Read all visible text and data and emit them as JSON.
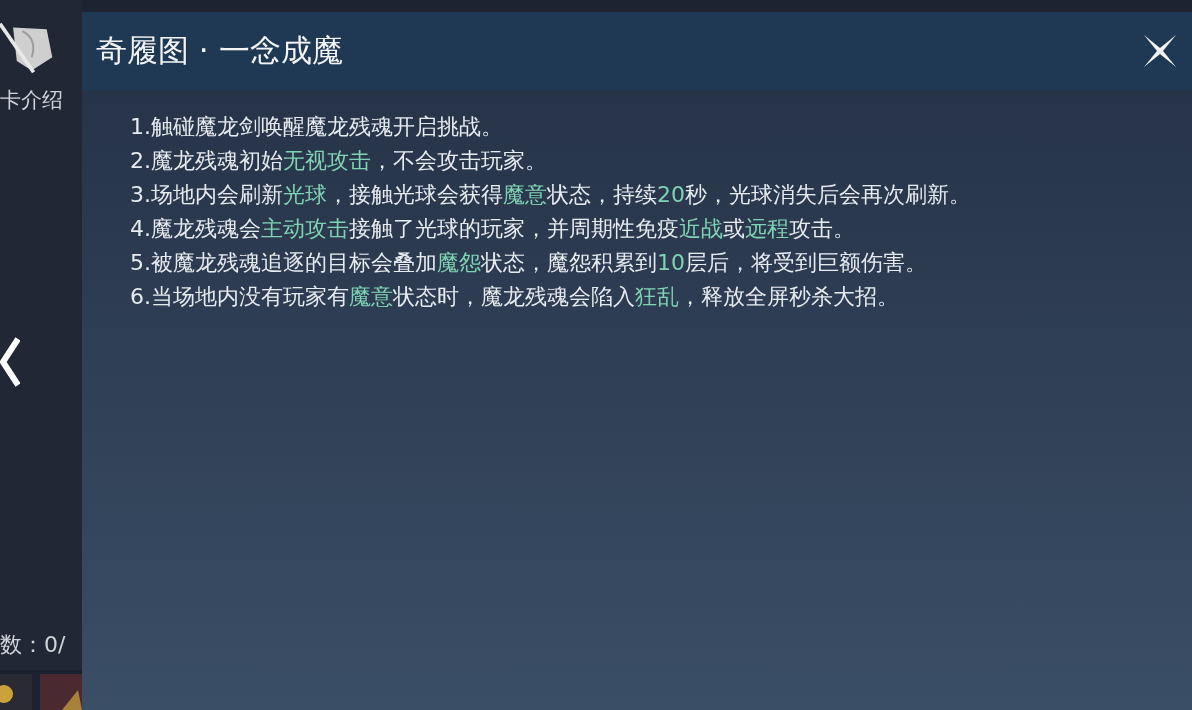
{
  "sidebar": {
    "label": "卡介绍",
    "counter": "数：0/"
  },
  "dialog": {
    "title": "奇履图 · 一念成魔",
    "rules": [
      {
        "segments": [
          {
            "text": "1.触碰魔龙剑唤醒魔龙残魂开启挑战。",
            "kind": "plain"
          }
        ]
      },
      {
        "segments": [
          {
            "text": "2.魔龙残魂初始",
            "kind": "plain"
          },
          {
            "text": "无视攻击",
            "kind": "keyword"
          },
          {
            "text": "，不会攻击玩家。",
            "kind": "plain"
          }
        ]
      },
      {
        "segments": [
          {
            "text": "3.场地内会刷新",
            "kind": "plain"
          },
          {
            "text": "光球",
            "kind": "keyword"
          },
          {
            "text": "，接触光球会获得",
            "kind": "plain"
          },
          {
            "text": "魔意",
            "kind": "keyword"
          },
          {
            "text": "状态，持续",
            "kind": "plain"
          },
          {
            "text": "20",
            "kind": "keyword"
          },
          {
            "text": "秒，光球消失后会再次刷新。",
            "kind": "plain"
          }
        ]
      },
      {
        "segments": [
          {
            "text": "4.魔龙残魂会",
            "kind": "plain"
          },
          {
            "text": "主动攻击",
            "kind": "keyword"
          },
          {
            "text": "接触了光球的玩家，并周期性免疫",
            "kind": "plain"
          },
          {
            "text": "近战",
            "kind": "keyword"
          },
          {
            "text": "或",
            "kind": "plain"
          },
          {
            "text": "远程",
            "kind": "keyword"
          },
          {
            "text": "攻击。",
            "kind": "plain"
          }
        ]
      },
      {
        "segments": [
          {
            "text": "5.被魔龙残魂追逐的目标会叠加",
            "kind": "plain"
          },
          {
            "text": "魔怨",
            "kind": "keyword"
          },
          {
            "text": "状态，魔怨积累到",
            "kind": "plain"
          },
          {
            "text": "10",
            "kind": "keyword"
          },
          {
            "text": "层后，将受到巨额伤害。",
            "kind": "plain"
          }
        ]
      },
      {
        "segments": [
          {
            "text": "6.当场地内没有玩家有",
            "kind": "plain"
          },
          {
            "text": "魔意",
            "kind": "keyword"
          },
          {
            "text": "状态时，魔龙残魂会陷入",
            "kind": "plain"
          },
          {
            "text": "狂乱",
            "kind": "keyword"
          },
          {
            "text": "，释放全屏秒杀大招。",
            "kind": "plain"
          }
        ]
      }
    ]
  }
}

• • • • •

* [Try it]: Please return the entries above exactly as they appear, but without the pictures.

* [Written answer]:
Read all visible text and data and emit them as JSON.
{
  "sidebar": {
    "label": "卡介绍",
    "counter": "数：0/"
  },
  "dialog": {
    "title": "奇履图 · 一念成魔",
    "rules": [
      {
        "segments": [
          {
            "text": "1.触碰魔龙剑唤醒魔龙残魂开启挑战。",
            "kind": "plain"
          }
        ]
      },
      {
        "segments": [
          {
            "text": "2.魔龙残魂初始",
            "kind": "plain"
          },
          {
            "text": "无视攻击",
            "kind": "keyword"
          },
          {
            "text": "，不会攻击玩家。",
            "kind": "plain"
          }
        ]
      },
      {
        "segments": [
          {
            "text": "3.场地内会刷新",
            "kind": "plain"
          },
          {
            "text": "光球",
            "kind": "keyword"
          },
          {
            "text": "，接触光球会获得",
            "kind": "plain"
          },
          {
            "text": "魔意",
            "kind": "keyword"
          },
          {
            "text": "状态，持续",
            "kind": "plain"
          },
          {
            "text": "20",
            "kind": "keyword"
          },
          {
            "text": "秒，光球消失后会再次刷新。",
            "kind": "plain"
          }
        ]
      },
      {
        "segments": [
          {
            "text": "4.魔龙残魂会",
            "kind": "plain"
          },
          {
            "text": "主动攻击",
            "kind": "keyword"
          },
          {
            "text": "接触了光球的玩家，并周期性免疫",
            "kind": "plain"
          },
          {
            "text": "近战",
            "kind": "keyword"
          },
          {
            "text": "或",
            "kind": "plain"
          },
          {
            "text": "远程",
            "kind": "keyword"
          },
          {
            "text": "攻击。",
            "kind": "plain"
          }
        ]
      },
      {
        "segments": [
          {
            "text": "5.被魔龙残魂追逐的目标会叠加",
            "kind": "plain"
          },
          {
            "text": "魔怨",
            "kind": "keyword"
          },
          {
            "text": "状态，魔怨积累到",
            "kind": "plain"
          },
          {
            "text": "10",
            "kind": "keyword"
          },
          {
            "text": "层后，将受到巨额伤害。",
            "kind": "plain"
          }
        ]
      },
      {
        "segments": [
          {
            "text": "6.当场地内没有玩家有",
            "kind": "plain"
          },
          {
            "text": "魔意",
            "kind": "keyword"
          },
          {
            "text": "状态时，魔龙残魂会陷入",
            "kind": "plain"
          },
          {
            "text": "狂乱",
            "kind": "keyword"
          },
          {
            "text": "，释放全屏秒杀大招。",
            "kind": "plain"
          }
        ]
      }
    ]
  }
}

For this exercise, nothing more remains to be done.